Excerpts from an interface dataset:
-----
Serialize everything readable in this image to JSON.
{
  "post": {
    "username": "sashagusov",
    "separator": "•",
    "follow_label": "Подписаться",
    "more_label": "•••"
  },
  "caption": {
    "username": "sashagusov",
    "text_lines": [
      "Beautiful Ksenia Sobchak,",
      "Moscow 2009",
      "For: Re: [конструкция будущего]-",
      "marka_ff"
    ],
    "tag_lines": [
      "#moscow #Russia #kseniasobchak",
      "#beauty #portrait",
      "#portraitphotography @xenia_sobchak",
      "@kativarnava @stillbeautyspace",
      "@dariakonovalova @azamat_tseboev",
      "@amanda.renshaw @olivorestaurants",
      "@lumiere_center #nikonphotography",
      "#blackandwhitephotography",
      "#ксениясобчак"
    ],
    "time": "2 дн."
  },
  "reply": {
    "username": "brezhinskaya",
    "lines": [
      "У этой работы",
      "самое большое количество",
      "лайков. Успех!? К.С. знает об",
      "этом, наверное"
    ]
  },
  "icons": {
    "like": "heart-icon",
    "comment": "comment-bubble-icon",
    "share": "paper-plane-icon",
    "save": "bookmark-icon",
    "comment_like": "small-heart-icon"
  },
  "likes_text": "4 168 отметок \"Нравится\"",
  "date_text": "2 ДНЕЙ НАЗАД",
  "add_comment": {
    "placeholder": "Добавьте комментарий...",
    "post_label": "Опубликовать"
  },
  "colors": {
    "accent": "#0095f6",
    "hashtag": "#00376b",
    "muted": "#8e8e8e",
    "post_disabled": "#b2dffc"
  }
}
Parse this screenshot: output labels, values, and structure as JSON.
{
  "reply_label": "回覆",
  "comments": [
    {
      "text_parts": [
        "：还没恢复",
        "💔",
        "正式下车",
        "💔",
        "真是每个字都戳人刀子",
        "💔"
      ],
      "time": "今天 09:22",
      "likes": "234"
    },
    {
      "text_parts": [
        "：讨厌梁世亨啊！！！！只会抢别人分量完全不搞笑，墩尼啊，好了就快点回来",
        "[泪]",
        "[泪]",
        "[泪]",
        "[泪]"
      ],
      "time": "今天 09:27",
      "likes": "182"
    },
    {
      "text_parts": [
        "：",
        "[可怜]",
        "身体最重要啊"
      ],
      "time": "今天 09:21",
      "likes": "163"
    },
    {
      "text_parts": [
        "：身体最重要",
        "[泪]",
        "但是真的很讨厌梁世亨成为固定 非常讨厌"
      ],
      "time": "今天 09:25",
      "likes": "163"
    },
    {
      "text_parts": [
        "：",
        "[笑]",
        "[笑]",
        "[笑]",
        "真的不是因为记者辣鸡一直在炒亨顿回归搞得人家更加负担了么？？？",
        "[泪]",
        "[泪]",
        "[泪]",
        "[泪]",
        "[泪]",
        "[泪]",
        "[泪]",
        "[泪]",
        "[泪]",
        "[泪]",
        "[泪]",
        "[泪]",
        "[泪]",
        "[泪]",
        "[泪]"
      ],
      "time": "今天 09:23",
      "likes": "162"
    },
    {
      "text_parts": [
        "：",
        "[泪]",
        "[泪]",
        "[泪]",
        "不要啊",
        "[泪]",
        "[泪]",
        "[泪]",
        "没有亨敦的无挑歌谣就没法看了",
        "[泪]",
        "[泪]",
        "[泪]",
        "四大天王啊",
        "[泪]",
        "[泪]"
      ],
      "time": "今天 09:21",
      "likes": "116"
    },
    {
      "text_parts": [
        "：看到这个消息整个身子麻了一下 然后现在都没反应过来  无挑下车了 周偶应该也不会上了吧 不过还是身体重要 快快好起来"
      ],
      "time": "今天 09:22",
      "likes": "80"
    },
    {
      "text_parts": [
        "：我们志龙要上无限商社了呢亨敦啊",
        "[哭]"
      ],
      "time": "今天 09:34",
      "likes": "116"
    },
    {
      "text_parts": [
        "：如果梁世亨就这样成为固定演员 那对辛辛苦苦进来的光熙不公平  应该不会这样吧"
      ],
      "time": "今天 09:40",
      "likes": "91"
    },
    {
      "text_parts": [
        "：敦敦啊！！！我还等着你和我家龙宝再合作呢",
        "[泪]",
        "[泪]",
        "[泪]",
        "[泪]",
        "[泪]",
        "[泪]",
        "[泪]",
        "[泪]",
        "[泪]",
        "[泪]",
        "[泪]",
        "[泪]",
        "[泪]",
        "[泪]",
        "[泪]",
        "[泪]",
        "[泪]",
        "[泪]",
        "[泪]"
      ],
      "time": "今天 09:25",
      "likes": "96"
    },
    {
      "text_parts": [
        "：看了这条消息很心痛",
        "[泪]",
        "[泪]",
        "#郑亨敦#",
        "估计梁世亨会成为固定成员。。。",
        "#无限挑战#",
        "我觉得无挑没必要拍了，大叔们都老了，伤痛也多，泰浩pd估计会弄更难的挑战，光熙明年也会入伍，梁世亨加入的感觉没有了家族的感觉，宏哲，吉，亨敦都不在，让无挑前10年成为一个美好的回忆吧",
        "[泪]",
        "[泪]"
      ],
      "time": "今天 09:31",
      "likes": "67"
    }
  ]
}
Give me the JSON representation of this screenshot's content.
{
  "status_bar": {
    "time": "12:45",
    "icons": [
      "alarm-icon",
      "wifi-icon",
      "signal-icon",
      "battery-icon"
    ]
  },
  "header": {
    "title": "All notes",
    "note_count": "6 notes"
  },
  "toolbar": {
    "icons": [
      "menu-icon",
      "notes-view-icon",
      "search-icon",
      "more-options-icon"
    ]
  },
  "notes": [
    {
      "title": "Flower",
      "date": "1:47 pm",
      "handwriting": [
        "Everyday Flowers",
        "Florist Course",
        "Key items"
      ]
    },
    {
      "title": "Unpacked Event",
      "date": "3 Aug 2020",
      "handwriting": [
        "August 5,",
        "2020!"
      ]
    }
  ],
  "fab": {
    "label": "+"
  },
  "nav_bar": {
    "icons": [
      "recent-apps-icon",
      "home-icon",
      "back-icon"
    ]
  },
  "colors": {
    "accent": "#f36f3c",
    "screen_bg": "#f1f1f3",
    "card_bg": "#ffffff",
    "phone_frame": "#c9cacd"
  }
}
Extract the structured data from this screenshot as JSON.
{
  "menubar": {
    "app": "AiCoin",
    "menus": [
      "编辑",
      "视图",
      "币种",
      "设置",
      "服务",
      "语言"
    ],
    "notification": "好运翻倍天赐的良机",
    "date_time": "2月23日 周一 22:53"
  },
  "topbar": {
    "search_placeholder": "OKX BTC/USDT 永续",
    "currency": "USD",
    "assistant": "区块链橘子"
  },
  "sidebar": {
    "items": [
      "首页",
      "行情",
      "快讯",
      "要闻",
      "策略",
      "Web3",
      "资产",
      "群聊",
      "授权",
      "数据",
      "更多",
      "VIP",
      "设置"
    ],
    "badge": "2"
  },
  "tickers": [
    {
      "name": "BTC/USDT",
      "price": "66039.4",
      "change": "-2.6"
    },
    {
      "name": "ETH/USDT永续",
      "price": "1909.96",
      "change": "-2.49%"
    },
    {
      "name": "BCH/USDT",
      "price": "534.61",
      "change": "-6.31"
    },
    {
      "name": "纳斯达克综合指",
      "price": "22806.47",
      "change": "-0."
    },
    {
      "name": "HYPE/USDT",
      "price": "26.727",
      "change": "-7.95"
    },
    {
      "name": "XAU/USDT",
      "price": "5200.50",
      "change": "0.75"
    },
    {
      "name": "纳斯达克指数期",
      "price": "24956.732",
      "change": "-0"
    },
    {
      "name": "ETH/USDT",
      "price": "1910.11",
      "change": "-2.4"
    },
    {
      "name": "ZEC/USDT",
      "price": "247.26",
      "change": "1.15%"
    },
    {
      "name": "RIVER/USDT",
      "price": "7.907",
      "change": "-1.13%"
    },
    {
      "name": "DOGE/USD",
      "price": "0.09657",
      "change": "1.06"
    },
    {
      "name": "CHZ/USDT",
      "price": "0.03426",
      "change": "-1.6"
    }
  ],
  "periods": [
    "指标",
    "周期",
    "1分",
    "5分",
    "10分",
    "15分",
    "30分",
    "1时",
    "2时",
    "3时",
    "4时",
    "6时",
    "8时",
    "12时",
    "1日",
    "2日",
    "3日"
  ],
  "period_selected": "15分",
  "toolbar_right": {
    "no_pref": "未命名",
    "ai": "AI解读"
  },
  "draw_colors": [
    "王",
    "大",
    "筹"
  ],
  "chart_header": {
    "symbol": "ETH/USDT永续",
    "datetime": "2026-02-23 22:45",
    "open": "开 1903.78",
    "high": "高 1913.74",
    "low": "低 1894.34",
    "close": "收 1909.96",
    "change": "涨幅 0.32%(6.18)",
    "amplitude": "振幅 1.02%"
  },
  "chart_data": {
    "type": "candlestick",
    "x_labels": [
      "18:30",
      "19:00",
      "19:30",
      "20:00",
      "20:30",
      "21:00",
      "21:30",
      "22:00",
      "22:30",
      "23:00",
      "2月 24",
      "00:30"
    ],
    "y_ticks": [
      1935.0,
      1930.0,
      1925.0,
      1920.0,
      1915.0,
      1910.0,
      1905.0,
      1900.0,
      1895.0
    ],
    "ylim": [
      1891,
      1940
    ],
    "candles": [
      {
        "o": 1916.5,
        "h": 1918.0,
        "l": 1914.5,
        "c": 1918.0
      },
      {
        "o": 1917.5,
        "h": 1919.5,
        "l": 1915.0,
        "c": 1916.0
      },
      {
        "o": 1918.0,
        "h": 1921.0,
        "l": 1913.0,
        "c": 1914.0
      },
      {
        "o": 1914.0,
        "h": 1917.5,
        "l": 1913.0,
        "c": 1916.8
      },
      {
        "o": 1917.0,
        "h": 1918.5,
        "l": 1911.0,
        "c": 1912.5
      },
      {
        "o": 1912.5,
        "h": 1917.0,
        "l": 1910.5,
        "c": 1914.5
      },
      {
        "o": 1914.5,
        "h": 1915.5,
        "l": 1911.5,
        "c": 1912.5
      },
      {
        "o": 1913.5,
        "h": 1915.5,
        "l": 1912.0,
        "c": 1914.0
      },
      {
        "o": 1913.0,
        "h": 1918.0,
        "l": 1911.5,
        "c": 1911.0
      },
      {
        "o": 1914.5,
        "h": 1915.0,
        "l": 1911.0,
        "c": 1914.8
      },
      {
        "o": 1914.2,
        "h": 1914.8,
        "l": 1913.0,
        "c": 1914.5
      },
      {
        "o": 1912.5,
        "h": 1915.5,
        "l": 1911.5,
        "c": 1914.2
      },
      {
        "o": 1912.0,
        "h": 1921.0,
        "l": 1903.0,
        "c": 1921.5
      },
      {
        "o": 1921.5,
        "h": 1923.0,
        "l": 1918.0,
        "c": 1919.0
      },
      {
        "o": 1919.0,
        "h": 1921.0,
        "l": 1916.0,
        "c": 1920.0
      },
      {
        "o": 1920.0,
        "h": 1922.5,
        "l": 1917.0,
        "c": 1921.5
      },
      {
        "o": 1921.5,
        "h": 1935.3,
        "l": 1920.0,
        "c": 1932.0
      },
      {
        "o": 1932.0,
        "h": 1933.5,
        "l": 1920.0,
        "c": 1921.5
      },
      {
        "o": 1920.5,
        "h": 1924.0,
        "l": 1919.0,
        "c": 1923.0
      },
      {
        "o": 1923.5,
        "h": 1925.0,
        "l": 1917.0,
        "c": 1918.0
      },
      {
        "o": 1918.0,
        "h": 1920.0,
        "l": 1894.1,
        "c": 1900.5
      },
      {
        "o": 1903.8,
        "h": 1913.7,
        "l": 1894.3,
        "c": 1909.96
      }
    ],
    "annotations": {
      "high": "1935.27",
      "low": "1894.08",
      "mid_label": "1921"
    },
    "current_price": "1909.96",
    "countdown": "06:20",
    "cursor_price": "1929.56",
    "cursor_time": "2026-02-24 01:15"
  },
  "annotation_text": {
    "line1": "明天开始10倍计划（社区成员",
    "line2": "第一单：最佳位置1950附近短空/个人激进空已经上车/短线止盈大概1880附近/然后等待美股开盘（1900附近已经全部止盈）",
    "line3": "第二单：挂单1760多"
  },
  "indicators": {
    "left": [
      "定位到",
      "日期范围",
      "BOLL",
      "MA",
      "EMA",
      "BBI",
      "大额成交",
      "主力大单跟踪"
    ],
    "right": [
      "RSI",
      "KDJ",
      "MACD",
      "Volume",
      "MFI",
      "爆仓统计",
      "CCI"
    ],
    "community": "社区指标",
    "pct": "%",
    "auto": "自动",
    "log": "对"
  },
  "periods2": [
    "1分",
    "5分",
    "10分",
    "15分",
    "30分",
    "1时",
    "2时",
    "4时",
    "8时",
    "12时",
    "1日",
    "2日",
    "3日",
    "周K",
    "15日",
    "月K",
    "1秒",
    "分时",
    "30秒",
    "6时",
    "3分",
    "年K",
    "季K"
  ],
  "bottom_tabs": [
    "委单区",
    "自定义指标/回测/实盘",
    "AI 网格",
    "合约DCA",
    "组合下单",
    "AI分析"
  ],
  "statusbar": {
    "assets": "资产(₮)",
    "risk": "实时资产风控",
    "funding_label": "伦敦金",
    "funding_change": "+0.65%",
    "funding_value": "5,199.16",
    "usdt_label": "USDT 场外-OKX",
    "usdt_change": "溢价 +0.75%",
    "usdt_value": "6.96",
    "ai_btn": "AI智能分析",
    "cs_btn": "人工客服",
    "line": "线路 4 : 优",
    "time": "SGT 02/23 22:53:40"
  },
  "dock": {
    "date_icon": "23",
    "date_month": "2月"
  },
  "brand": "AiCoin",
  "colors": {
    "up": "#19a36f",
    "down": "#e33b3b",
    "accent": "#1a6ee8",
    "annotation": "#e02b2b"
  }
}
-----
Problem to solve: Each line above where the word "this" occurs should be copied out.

Exercise response:
Serialize everything readable in this image to JSON.
Parse this screenshot: output labels, values, and structure as JSON.
Give me the JSON representation of this screenshot's content.
Extract the structured data from this screenshot as JSON.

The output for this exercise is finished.